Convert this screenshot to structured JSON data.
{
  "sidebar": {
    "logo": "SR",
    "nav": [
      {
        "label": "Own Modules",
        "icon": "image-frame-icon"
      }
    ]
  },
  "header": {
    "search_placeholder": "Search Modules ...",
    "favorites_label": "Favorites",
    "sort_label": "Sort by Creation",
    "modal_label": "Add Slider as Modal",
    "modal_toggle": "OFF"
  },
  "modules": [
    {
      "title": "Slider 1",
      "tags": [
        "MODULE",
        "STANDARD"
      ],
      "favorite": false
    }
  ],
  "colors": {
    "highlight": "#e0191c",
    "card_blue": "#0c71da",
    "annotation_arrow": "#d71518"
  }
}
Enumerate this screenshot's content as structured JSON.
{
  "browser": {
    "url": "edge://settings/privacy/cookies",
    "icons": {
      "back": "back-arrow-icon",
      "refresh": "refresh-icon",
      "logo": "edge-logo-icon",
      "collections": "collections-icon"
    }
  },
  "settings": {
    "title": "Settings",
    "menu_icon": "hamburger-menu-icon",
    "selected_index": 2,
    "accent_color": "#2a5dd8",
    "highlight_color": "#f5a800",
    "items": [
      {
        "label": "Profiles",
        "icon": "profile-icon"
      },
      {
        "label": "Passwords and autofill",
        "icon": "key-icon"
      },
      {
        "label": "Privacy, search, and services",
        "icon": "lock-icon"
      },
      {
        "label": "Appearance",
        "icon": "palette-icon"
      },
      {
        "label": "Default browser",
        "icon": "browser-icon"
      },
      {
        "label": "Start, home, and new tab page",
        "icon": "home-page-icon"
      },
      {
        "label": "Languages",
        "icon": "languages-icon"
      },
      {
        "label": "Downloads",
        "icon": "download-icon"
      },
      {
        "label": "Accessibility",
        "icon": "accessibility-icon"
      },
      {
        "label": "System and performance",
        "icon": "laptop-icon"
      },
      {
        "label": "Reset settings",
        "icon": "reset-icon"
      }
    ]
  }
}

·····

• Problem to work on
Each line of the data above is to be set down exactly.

• Answer
Convert this screenshot to structured JSON data.
{
  "sidebar": {
    "logo": "SR",
    "nav": [
      {
        "label": "Own Modules",
        "icon": "image-frame-icon"
      }
    ]
  },
  "header": {
    "search_placeholder": "Search Modules ...",
    "favorites_label": "Favorites",
    "sort_label": "Sort by Creation",
    "modal_label": "Add Slider as Modal",
    "modal_toggle": "OFF"
  },
  "modules": [
    {
      "title": "Slider 1",
      "tags": [
        "MODULE",
        "STANDARD"
      ],
      "favorite": false
    }
  ],
  "colors": {
    "highlight": "#e0191c",
    "card_blue": "#0c71da",
    "annotation_arrow": "#d71518"
  }
}
Enumerate this screenshot's content as structured JSON.
{
  "browser": {
    "url": "edge://settings/privacy/cookies",
    "icons": {
      "back": "back-arrow-icon",
      "refresh": "refresh-icon",
      "logo": "edge-logo-icon",
      "collections": "collections-icon"
    }
  },
  "settings": {
    "title": "Settings",
    "menu_icon": "hamburger-menu-icon",
    "selected_index": 2,
    "accent_color": "#2a5dd8",
    "highlight_color": "#f5a800",
    "items": [
      {
        "label": "Profiles",
        "icon": "profile-icon"
      },
      {
        "label": "Passwords and autofill",
        "icon": "key-icon"
      },
      {
        "label": "Privacy, search, and services",
        "icon": "lock-icon"
      },
      {
        "label": "Appearance",
        "icon": "palette-icon"
      },
      {
        "label": "Default browser",
        "icon": "browser-icon"
      },
      {
        "label": "Start, home, and new tab page",
        "icon": "home-page-icon"
      },
      {
        "label": "Languages",
        "icon": "languages-icon"
      },
      {
        "label": "Downloads",
        "icon": "download-icon"
      },
      {
        "label": "Accessibility",
        "icon": "accessibility-icon"
      },
      {
        "label": "System and performance",
        "icon": "laptop-icon"
      },
      {
        "label": "Reset settings",
        "icon": "reset-icon"
      }
    ]
  }
}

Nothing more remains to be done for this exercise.